Exercising and increasing vitamin A intake through fruits and vegetables may reduce the risk of mortality, according to a study.
Vitamin A is a fat-soluble vitamin that is derived from two sources: preformed retinoids and provitamin carotenoids. Retinoids, such as retinal and retinoic acid, are found in animal sources such as liver, kidney, eggs and dairy produce. Carotenoids, such as beta-carotene (which has the highest vitamin A activity), are found in plants such as dark or yellow vegetables and carrots.
In a new study, researchers recruited 713 women between the ages of 70 and 79 who participated in the Women's Health and Aging Studies. The team measured levels of carotenoids and physical activity at baseline and over a period of five years.
A total of 82 women died over the course of the study. The scientists found that physical activity appeared to improve survival rates, since more active subjects had a lower risk of dying than those who were less active. Women who had the highest carotenoid levels were also more likely to survive.
According to the researchers, a combination of exercise and increased consumption of nutrient-rich fruits and vegetables may reduce mortality in older women. However, more studies are needed to better understand and confirm these findings.

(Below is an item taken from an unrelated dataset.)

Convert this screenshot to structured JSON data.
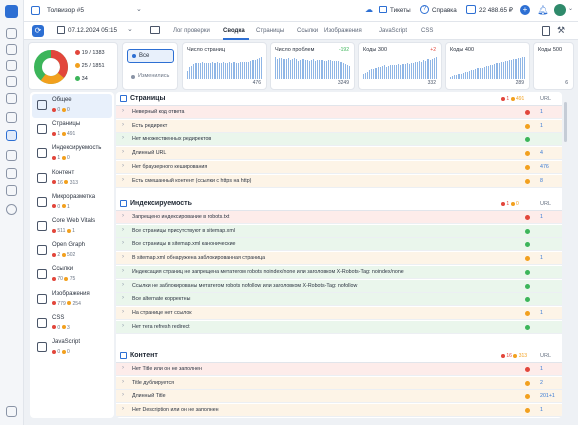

Carotenoids are required for biological processes such as vision and cellular growth. A major biologic function of vitamin A (as the metabolite retinal) is in the visual cycle. Research also suggests that vitamin A may reduce the mortality rate from measles, prevent some types of cancer, aid in growth and development and improve immune function.
Recommended dietary allowance levels for vitamin A oral intake have been established by the U.S. Institute for Medicine of the National Academy of Sciences to prevent deficiencies in vitamin A. At recommended doses, vitamin A is generally considered nontoxic. Excess dosing may lead to acute or chronic toxicity.
Vitamin A deficiency is rare in industrialized nations but remains a concern in developing countries, particularly in areas where malnutrition is common. Prolonged deficiency can lead to xerophthalmia (dry eye) and ultimately to night blindness or total blindness, as well as to skin disorders, infections (such as measles), diarrhea and respiratory disorders.
For more information about vitamin A, please visit Natural Standard's Foods, Herbs & Supplements Database.